The immediate effect of Sinn Fein action's is to allow the administration to continue. If it had blocked the budget Bill, a senior civil servant would have to step in to take over spending powers, threatening the very future of the Assembly.
It is difficult to know what is to be gained from Sinn Fein's tactic. How will the chasm between the parties on welfare reform be closed, and in the meantime we continue to give back much-needed money to the Treasury in fines? But then republicans and Martin McGuinness are past masters at brinkmanship. Remember the 1994 IRA ceasefire which ended with the spectacular Canary Wharf bombing 18 months later and then resumed in 1997? The party also stalled over the Good Friday Agreement and helped undermine the first power-sharing Executive. Support for the PSNI came in 2007, six years after its formation.
Perhaps gains made by the party since those days have emboldened them to continue with the tactic, but it seems patience is running out in the power centres that matter - London, Dublin and Washington.
As Senator Gary Hart said in this newspaper last week, influential US investors are looking at Northern Ireland with increasingly jaundiced eyes as we continue to fail to balance the books. Who would want to invest in a place where stability cannot be guaranteed and where a much sought-after investment lever, the lowering of corporation tax, may be withdrawn?
Amazingly we still have something to offer. Randox and Ulster Bank have created several hundred new jobs, our universities are about to pour out more high-class graduates, and Department for Employment and Learning Minister Stephen Farry is doing much good work in further education despite having to fund the sector from a diminishing budget .
In the run-up to the general election we highlighted how the parties here continue to avoid taking the hard decisions and called for action. We are still waiting for that to happen.

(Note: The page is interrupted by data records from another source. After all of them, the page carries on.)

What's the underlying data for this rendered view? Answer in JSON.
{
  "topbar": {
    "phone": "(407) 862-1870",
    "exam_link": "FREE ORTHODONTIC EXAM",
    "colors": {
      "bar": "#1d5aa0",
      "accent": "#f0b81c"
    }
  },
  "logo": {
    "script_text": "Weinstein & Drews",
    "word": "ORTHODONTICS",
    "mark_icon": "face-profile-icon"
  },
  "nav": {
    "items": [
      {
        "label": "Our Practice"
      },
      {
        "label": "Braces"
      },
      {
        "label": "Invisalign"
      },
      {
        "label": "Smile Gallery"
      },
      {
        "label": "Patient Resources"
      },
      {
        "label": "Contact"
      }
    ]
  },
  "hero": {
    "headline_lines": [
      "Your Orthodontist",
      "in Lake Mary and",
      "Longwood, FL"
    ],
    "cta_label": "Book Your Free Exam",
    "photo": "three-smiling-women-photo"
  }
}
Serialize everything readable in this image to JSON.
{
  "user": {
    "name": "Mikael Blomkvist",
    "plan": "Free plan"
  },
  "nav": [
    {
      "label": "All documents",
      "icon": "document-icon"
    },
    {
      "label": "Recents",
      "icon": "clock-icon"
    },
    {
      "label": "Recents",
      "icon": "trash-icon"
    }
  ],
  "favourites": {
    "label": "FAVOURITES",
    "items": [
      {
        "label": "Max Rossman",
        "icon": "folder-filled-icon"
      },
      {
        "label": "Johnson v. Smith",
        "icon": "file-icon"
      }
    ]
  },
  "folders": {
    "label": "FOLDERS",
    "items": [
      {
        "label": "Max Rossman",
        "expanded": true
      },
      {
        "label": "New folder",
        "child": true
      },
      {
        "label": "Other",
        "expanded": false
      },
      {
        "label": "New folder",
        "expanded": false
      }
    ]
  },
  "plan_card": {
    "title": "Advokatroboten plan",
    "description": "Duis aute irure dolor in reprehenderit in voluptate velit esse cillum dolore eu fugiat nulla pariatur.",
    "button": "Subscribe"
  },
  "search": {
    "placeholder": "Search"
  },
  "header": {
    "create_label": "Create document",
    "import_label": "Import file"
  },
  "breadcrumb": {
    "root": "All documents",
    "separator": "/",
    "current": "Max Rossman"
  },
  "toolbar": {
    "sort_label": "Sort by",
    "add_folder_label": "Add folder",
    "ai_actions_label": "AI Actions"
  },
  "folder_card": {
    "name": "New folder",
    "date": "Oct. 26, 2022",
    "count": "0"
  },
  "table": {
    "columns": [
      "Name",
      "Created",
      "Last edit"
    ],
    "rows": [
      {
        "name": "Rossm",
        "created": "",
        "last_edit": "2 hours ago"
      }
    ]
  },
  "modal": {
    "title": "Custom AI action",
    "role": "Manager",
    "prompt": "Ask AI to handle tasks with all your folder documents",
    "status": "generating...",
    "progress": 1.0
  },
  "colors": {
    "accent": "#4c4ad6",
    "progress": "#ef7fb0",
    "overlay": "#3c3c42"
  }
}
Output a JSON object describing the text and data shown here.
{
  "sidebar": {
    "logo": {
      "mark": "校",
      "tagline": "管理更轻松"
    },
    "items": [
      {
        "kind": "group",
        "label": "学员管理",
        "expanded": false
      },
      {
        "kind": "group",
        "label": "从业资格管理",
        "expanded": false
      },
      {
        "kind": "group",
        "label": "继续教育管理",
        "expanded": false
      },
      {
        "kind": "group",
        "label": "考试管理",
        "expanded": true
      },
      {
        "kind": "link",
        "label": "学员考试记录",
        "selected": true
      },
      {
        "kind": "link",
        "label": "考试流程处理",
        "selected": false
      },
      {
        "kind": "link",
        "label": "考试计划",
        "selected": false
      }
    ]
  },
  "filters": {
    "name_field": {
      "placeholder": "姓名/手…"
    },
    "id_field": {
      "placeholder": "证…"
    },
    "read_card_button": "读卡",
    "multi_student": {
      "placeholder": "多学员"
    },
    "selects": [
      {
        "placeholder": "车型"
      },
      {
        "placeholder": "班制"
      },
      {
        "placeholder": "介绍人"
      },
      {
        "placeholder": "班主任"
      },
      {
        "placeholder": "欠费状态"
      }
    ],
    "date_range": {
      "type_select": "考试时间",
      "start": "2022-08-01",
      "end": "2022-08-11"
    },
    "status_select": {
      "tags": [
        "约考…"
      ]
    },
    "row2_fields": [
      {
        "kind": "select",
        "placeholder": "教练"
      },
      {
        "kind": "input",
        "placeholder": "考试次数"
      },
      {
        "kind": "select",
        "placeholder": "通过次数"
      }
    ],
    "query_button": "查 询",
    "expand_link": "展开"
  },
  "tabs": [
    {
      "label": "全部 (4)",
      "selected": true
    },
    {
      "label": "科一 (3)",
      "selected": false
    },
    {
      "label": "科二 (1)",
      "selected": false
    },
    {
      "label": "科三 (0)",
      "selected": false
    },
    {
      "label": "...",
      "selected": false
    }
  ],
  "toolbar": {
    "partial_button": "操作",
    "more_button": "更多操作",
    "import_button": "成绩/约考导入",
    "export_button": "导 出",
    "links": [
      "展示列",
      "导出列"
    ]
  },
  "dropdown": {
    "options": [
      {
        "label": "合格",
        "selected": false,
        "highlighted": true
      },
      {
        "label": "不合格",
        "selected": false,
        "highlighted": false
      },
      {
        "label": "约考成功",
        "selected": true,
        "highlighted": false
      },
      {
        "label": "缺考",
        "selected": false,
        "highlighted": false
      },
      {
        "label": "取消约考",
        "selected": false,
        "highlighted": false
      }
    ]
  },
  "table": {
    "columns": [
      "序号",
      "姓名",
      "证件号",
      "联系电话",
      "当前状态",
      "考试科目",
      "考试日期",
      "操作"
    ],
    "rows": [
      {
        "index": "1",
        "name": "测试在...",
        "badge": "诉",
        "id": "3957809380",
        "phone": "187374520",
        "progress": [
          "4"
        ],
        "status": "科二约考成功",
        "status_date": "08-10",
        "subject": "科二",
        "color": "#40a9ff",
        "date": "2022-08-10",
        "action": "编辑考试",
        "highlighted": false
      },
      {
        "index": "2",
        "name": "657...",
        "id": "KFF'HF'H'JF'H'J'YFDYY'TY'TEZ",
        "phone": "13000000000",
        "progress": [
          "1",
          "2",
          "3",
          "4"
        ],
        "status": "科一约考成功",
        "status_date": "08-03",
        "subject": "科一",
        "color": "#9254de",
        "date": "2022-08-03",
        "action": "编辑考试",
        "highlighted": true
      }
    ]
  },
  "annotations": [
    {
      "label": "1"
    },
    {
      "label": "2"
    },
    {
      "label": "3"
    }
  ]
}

We need to show that Northern Ireland is open for business and that politicians can put aside party interests for the common good.